Wilderness time is a phrase to describe the practice of getting away from the daily routines and recurring relationships in order to connect with God. The concept of wilderness plays a vital role in the Christian formation of a life. Wilderness is life at its basic level with no amenities that comfort, distract or entertain us. Even more wilderness is the place of the wild beasts and angels. “He [Jesus] was with the wild animals, and angels attended him” (Mark 1:40).

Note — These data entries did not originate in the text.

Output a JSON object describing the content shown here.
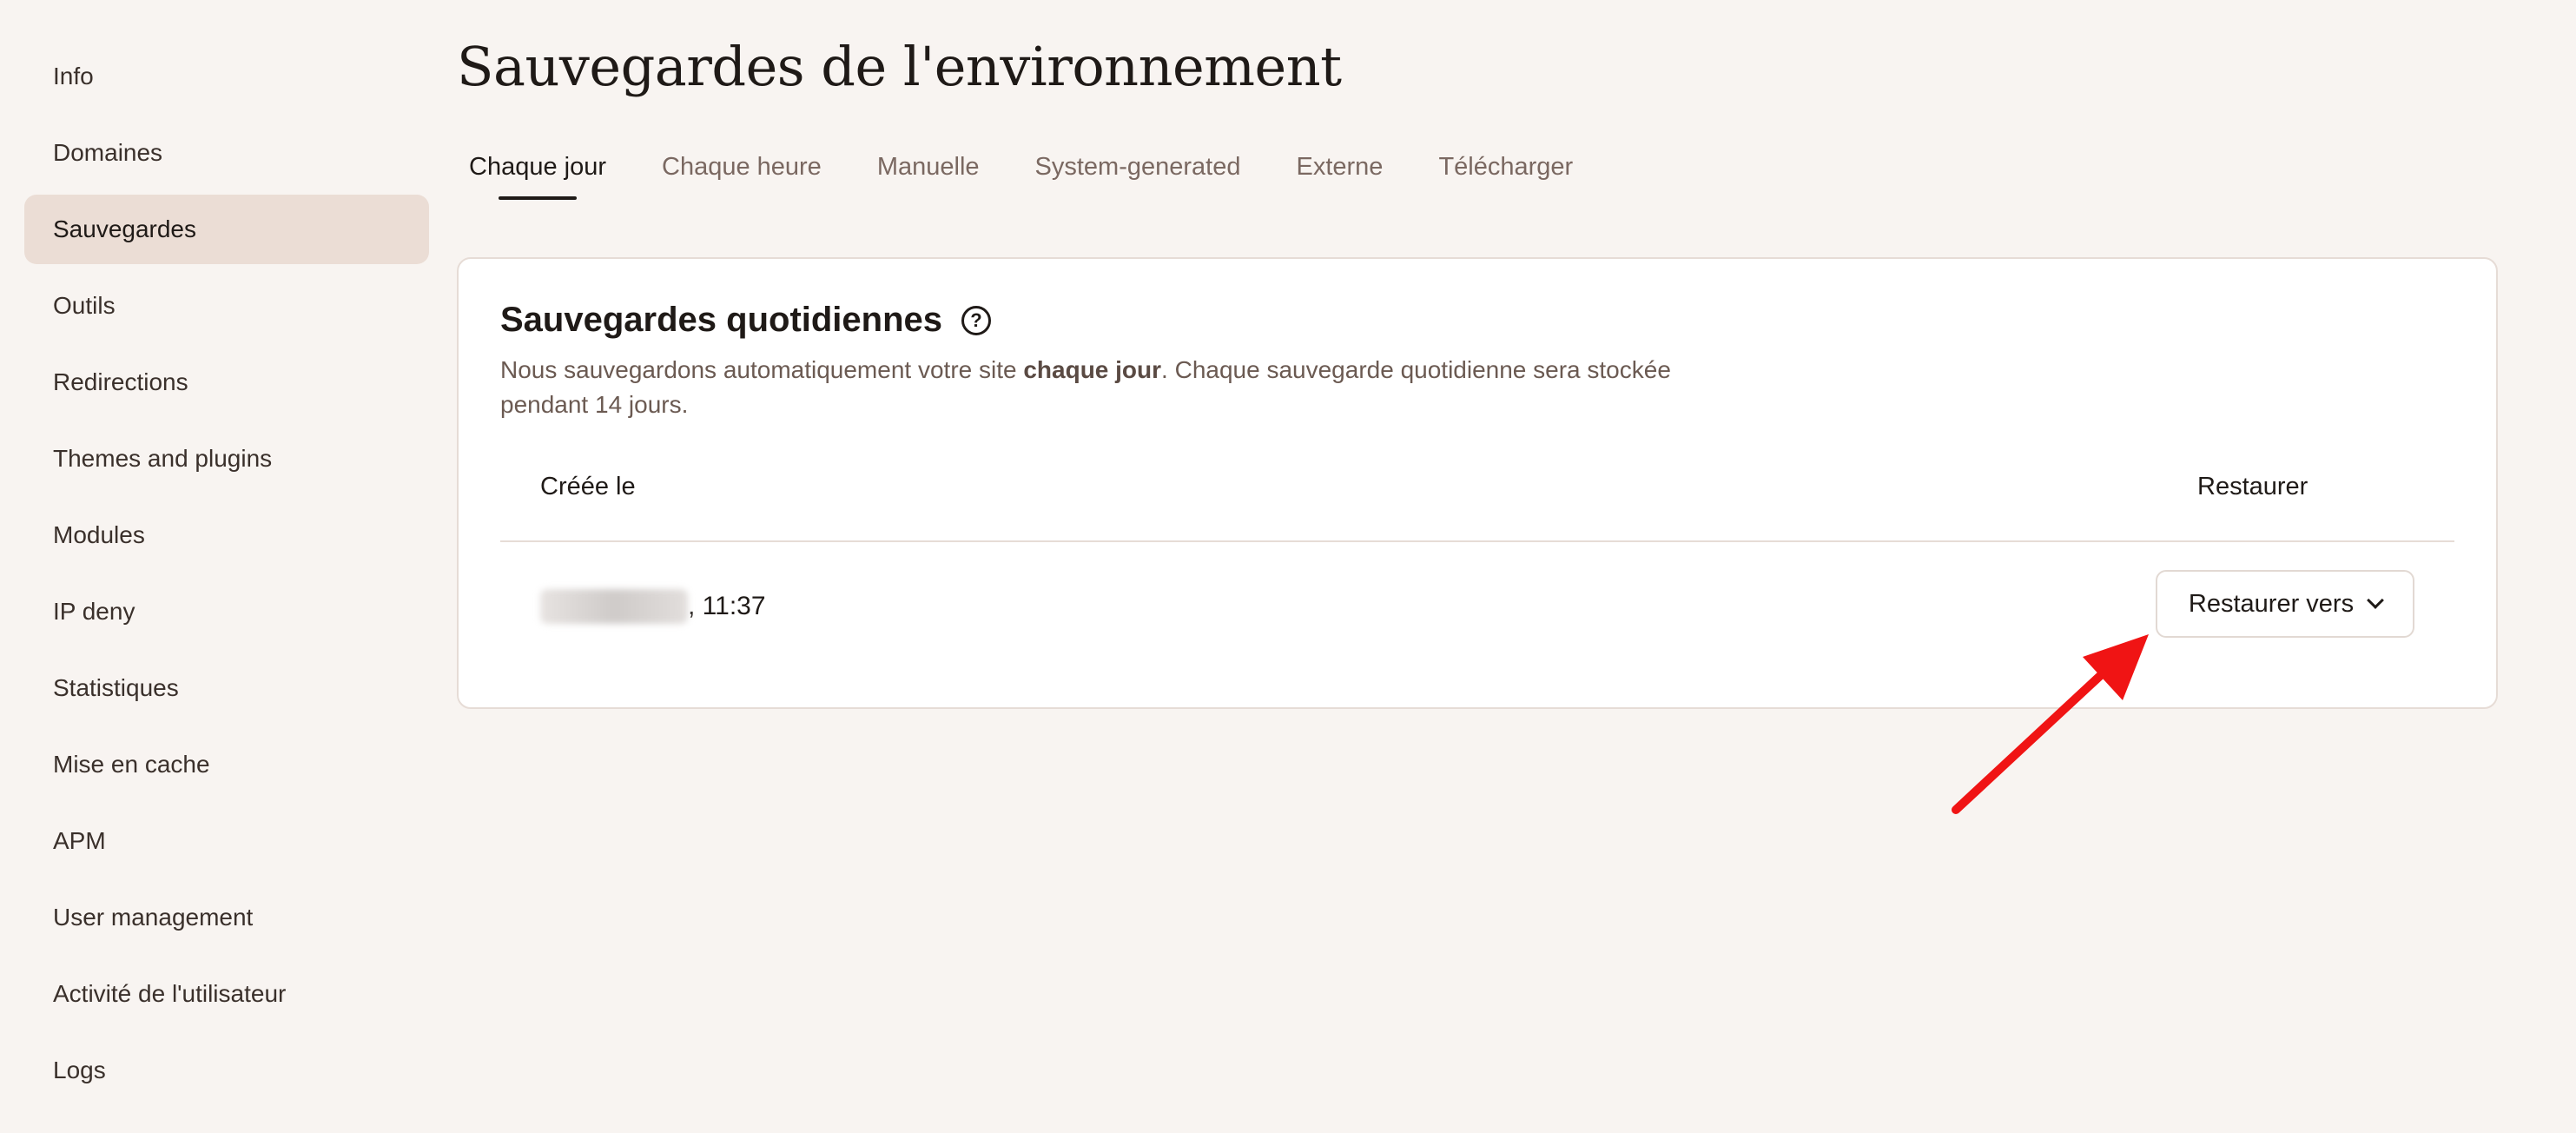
{
  "sidebar": {
    "items": [
      {
        "label": "Info"
      },
      {
        "label": "Domaines"
      },
      {
        "label": "Sauvegardes",
        "active": true
      },
      {
        "label": "Outils"
      },
      {
        "label": "Redirections"
      },
      {
        "label": "Themes and plugins"
      },
      {
        "label": "Modules"
      },
      {
        "label": "IP deny"
      },
      {
        "label": "Statistiques"
      },
      {
        "label": "Mise en cache"
      },
      {
        "label": "APM"
      },
      {
        "label": "User management"
      },
      {
        "label": "Activité de l'utilisateur"
      },
      {
        "label": "Logs"
      }
    ]
  },
  "page": {
    "title": "Sauvegardes de l'environnement"
  },
  "tabs": [
    {
      "label": "Chaque jour",
      "active": true
    },
    {
      "label": "Chaque heure"
    },
    {
      "label": "Manuelle"
    },
    {
      "label": "System-generated"
    },
    {
      "label": "Externe"
    },
    {
      "label": "Télécharger"
    }
  ],
  "card": {
    "title": "Sauvegardes quotidiennes",
    "help_icon": "question-circle-icon",
    "desc_before": "Nous sauvegardons automatiquement votre site ",
    "desc_bold": "chaque jour",
    "desc_after": ". Chaque sauvegarde quotidienne sera stockée pendant 14 jours.",
    "columns": {
      "created": "Créée le",
      "restore": "Restaurer"
    },
    "row": {
      "time_suffix": ", 11:37",
      "restore_button": "Restaurer vers",
      "chevron_icon": "chevron-down-icon"
    }
  },
  "colors": {
    "background": "#f8f4f1",
    "active_sidebar": "#ebddd5",
    "annotation_arrow": "#f01414"
  }
}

A generation of former Egyptian slaves died in the wilderness having failed the tests that wilderness brought. A new generation that saw God’s deeds in the wilderness entered the Promised Land. Elijah, on the heels of a spectacular triumph over the prophets of the god Ba’al, heard that Jezebel was gunning for him. He ran a day’s journey into the wilderness and there God’s creatures and God’s angel attended to him.

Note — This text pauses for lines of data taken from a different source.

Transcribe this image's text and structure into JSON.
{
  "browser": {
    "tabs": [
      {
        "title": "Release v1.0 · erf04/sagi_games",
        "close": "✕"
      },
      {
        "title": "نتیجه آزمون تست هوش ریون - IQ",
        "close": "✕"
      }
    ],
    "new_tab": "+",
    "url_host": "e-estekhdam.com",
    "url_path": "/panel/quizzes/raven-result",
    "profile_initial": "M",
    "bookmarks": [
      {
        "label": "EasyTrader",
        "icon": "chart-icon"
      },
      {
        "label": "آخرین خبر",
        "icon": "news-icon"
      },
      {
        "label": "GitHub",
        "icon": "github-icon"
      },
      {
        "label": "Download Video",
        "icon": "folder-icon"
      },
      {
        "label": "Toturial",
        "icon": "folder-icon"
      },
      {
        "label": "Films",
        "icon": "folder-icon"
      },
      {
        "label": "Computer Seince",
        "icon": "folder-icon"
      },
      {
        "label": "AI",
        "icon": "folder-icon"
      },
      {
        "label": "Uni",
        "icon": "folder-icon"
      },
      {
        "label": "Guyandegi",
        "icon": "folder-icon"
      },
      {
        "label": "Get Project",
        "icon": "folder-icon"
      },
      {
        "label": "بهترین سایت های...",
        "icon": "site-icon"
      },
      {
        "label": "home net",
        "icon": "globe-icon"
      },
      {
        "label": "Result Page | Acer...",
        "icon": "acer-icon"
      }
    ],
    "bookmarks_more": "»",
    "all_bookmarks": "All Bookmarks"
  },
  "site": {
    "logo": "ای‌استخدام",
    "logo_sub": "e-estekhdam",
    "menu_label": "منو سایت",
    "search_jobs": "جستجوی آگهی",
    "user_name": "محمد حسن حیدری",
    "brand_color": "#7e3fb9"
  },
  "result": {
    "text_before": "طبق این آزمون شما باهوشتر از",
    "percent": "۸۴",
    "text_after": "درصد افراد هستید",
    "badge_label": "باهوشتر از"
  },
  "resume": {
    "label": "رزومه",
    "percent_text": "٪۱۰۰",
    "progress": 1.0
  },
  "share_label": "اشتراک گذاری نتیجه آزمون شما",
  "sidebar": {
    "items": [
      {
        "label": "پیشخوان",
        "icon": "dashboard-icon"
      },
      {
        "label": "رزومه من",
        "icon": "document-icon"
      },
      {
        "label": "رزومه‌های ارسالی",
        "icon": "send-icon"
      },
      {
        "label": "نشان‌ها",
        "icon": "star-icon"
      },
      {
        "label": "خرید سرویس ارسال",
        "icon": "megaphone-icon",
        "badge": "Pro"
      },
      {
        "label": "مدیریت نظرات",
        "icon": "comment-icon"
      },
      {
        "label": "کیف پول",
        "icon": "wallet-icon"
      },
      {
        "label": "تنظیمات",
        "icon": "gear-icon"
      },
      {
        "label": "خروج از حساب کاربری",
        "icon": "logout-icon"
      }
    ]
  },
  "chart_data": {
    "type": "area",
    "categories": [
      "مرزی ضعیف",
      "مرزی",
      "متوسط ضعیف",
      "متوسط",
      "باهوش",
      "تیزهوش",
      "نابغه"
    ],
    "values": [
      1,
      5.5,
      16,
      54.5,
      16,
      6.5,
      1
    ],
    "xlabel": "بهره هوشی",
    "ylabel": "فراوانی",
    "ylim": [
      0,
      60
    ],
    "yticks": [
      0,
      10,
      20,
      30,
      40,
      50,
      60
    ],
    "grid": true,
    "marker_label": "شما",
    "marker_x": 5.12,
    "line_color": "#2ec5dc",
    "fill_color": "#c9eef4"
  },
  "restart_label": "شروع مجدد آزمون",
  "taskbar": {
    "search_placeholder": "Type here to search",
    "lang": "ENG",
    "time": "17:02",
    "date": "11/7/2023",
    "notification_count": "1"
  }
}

Spending 40 days in the wilderness and confronting the Satan, Jesus had wilderness in his heart. He knew that his life, the man that he was, had to be regularly stripped down to the basics: Who is God? Who am I? What am I here for? We read, “Very early [adverb 1] in the morning [adverb 2] while it was still dark [adverb 3], Jesus got up…” (Mark 1:35). This after a previous evening of rigorous, draining ministry into the night (see 1:32-34). “Jesus, please sleep in! I want to so many times!” Jesus abandoned life’s amenities—the house, the disciples, the families, the crowds, the needy, the extra (well-deserved) sleep, breakfast. He sought a solitary place (wilderness) and prayed. Basics. God the Father and God the Son in conversation. Basics.

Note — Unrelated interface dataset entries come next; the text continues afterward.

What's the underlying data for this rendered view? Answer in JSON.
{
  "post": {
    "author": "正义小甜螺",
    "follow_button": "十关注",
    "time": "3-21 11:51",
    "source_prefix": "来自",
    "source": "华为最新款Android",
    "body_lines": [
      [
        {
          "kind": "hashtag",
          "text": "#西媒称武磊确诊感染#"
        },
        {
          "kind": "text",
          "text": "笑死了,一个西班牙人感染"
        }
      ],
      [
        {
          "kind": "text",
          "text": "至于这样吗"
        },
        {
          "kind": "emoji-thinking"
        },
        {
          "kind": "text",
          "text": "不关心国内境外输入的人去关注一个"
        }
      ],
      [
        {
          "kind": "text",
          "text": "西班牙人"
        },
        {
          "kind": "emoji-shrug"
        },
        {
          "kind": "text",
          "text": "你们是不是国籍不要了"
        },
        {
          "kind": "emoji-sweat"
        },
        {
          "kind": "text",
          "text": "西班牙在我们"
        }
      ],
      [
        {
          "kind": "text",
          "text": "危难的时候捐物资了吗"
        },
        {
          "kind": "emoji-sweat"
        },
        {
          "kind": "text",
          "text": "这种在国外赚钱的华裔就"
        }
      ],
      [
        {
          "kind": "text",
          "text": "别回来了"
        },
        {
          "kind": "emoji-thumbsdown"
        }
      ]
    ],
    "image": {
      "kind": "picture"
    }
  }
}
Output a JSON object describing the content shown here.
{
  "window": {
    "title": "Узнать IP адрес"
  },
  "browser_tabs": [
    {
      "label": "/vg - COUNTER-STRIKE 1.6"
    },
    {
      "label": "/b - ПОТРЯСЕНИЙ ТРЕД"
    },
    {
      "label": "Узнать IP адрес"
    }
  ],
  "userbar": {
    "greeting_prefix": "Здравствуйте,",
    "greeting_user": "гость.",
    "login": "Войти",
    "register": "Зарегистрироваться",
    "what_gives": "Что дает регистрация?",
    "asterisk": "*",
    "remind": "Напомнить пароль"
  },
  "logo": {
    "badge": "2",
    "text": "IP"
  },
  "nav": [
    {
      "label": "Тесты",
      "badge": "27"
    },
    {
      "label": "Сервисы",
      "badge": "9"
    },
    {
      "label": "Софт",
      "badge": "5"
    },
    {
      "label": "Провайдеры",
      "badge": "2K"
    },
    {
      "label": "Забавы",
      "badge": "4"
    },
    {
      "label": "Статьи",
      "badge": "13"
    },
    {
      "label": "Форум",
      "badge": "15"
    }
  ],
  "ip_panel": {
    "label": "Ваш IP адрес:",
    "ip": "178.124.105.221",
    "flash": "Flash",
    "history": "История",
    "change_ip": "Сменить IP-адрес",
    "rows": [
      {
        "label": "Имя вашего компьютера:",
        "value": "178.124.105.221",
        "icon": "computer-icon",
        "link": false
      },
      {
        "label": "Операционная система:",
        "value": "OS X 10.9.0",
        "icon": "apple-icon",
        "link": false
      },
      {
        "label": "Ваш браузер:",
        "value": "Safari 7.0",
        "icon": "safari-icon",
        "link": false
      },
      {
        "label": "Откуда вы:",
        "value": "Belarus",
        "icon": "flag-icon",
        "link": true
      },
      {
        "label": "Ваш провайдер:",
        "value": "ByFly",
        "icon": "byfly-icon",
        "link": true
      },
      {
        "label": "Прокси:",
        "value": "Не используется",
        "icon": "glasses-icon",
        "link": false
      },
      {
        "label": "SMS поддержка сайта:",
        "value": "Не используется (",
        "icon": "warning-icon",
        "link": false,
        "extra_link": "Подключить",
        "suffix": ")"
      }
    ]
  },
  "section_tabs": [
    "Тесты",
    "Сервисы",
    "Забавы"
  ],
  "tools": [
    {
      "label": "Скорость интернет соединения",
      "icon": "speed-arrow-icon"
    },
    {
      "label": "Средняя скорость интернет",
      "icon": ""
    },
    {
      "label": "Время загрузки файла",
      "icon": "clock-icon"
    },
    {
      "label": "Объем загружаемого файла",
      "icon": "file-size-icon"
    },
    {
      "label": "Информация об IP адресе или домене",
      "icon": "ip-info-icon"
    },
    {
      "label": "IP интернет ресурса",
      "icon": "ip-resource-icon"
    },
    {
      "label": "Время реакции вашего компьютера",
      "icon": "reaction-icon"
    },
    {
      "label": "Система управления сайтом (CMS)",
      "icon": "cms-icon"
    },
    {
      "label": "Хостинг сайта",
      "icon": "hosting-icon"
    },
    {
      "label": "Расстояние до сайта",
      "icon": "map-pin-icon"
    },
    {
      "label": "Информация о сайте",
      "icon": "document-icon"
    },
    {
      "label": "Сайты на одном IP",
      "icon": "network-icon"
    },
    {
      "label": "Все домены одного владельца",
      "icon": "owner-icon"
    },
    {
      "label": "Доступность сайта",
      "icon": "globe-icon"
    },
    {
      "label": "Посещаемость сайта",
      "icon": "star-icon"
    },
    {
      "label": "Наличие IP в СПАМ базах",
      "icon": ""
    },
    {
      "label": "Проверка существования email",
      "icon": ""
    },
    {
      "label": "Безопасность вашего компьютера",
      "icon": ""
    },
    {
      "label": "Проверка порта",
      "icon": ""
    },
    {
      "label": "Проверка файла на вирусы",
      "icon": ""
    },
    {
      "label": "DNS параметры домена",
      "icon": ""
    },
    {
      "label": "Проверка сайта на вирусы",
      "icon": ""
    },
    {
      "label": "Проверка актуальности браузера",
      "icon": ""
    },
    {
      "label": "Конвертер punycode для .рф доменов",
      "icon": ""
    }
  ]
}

What did this practice of wilderness do for Jesus? First, it slammed a memory into the minds and hearts of his disciples. Peter, all jittery that Jesus slipped out on his own, called for a search party. “Where’s Jesus?! Find the Master!” And they do. They find him prayer, away from the maddening crowd. Second, it saved Jesus from being a slave to other peoples’ wishes. “Everyone is looking for you!” reported Peter. Jesus was a hot item. Jesus was the best show in town. Jesus’ name was on everyone’s lips. Jesus sky-rocketed in the polls. Jesus didn’t care about any of that. Why? Third, wilderness time solidified Jesus’ purpose. He responded, “Let’s get away from here where I am so popular. Let’s get about my reason for being. Let’s go to other towns and villages so I can preach the good news of the kingdom of God. That’s why I have come.”So many live hectic lives, sometimes at break-neck speed, surrounded all the while by time- saving, digital devices. We simply do not have the time for these necessary wilderness habits. Emilie Griffin, in her book Wilderness Time: A Guide for Spiritual Retreat, writes wisely, “Possibly the barrier is not time at all. What we are up against is not really the pressure of events, not the many demands on our time, but a stubbornness within ourselves, a hard-heartedness that will not yield to transformation and change” (emphasis added). Wilderness time will confront us with the “wild beasts” within us that are wired to resist God and to resist our deep longing to be more like Jesus. All of life’s amenities, all the stuff and activities that surround our lives, may unwittingly be our own self-created diversions to avoid the dangers resident in our souls.
Inner beasts long to stay hidden and ignored. How often do pastors admit that in their deepest imaginations they just want to be “a hit”? How many Christian leaders long to hear, “Everyone is looking for you!”? How often do pastors buckle under the pressure of people’s demands? How driven can pastors become by “the fear of others”? A wise pastoral counselor told me once, “John, if you aim to keep everyone happy or pleased in a church your size, you will go crazy. Literally. I’ll be seeing you in the E-ward of the local hospital.”
Imagine Peter’s diary. “Dear diary: Capernaum. I got up early because I heard noises and talking at the door of the house. The sun was just rising. I looked out and hundreds of people were in the street. Some looked like they had camped out. I woke Andrew along with James and John and said that we should get Jesus. Jesus was gone. He was nowhere to be found. My mother-in-law said she thought she heard someone leave hours before. Out the back. We scrambled around looking. The other disciples and I climbed the nearest hill up behind the town. Over the crest by some scraggy trees we found Jesus. He was alone and he was praying. He was praying. By himself. Or was he?”